Arrakis has been audited, but smart contract risk can never be reduced to zero. This solution also adds another layer of smart contract risk on top of Uniswap V3. However, the TWG doesn’t believe this is the ideal approach at this time given some of the risks involved.

Uniswap V3 without a liquidity management solution

If the PoolTogether community wants to pursue a POL strategy without also managing POOLers funds, then we could establish Uniswap V3 positions and provide liquidity directly. This approach would require less active management, as we can set ranges that accomplish different goals but all work toward establishing deeper liquidity. POOLers can always migrate their liquidity to Uniswap V3, where trades will likely route if POL is moved to Uniswap V3 anyways.

Setting up ranges is relatively simple, though we would have to initially set the ranges and deposit using a multi-sig on Ethereum mainnet. If the governor alpha contract supports ERC-721 tokens, then we could send the positions there after we establish the ranges and add liquidity. Sufficient testing should be done to ensure we’re still able to move those positions, should we decide to send them to the treasury contract. We can also explore sending the Uni v3 LPs to the Executive Team, who can custody them in a more secure multi-sig.

As noted in Part 1, Uniswap V3 is highly efficient and establishing liquidity in more concentrated bands allows for larger trades with less slippage. Growing a Uniswap V3 position over time will allow for larger trades and dampen volatility. Right now, low 5-figure trades can substantially move the price of POOL in either direction. This causes extreme volatility, varies the value of the DAO treasury, and prevents community members from buying more POOL on the open market in order to be more active, influential in governance.

I’ll discuss the benefits of Uniswap V3 at length in Part 3. The following section will conclude Part 2 and share some of the considerations we should evaluate before any recommendation is offered.

Uniswap V3

Using Uni v3 without a liquidity management solution means that ranges would need to be set wider to require less manual intervention. This follows the approach the TWG took during our Uni v3 Polygon experiment. All of those positions are still in-range and earning fees. In-range positions create depth for anyone to trade between POOL and WETH.

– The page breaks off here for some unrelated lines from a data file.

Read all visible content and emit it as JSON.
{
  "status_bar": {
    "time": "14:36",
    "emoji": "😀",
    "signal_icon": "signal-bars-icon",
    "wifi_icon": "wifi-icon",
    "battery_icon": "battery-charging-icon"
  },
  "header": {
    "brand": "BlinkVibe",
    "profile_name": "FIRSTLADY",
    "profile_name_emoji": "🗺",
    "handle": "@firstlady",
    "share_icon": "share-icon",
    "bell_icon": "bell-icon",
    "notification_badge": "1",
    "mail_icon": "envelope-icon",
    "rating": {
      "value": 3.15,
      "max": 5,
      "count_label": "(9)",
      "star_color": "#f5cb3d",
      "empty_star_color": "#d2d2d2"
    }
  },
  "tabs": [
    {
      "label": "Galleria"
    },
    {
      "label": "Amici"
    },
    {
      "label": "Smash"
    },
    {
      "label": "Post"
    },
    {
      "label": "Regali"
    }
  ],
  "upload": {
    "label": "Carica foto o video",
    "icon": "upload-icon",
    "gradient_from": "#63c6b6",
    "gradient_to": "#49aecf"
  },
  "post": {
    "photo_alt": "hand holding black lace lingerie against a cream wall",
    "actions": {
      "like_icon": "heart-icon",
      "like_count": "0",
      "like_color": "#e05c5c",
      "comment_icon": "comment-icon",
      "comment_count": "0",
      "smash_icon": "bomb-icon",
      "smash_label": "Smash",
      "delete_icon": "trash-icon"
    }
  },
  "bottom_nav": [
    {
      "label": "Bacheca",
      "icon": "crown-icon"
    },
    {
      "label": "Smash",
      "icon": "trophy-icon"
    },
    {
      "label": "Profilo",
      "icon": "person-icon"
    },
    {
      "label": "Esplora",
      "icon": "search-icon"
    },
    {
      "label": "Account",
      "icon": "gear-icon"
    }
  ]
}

Wider positions won’t capture as much in fees as concentrated positions if/when others provide liquidity into the pool in tighter price ranges. With wider ranges, we lessen the risk of divergence loss. This is applicable if we evaluate POL positions in USD terms. More concentrated positions introduce the potential of diversifying out of WETH and buying a significant amount of POOL at lower ETH prices, should the price drop and a range become 100% POOL. Should POOL price increase significantly, then we’d sell a significant amount of POOL at lower ETH prices and have 100% WETH.

By not using a liquidity management solution, we remove one layer of smart contract risk (i.e., less composability risk). However, there is still a non-zero chance of Uniswap V3 suffering an exploit.

Part 2: Conclusion

It’s clear that a POL strategy would bring significant benefits to the DAO and to POOLers at large. Both Arrakis and Uniswap V3 alone offer different pros and cons. In Part 3, I’ll review POL considerations and next steps.

You can find Part 3: POL considerations and next steps here.

You can find Part 1: Protocol-Owned Liquidity (POL) Analysis | Uniswap V3 [Polygon] here.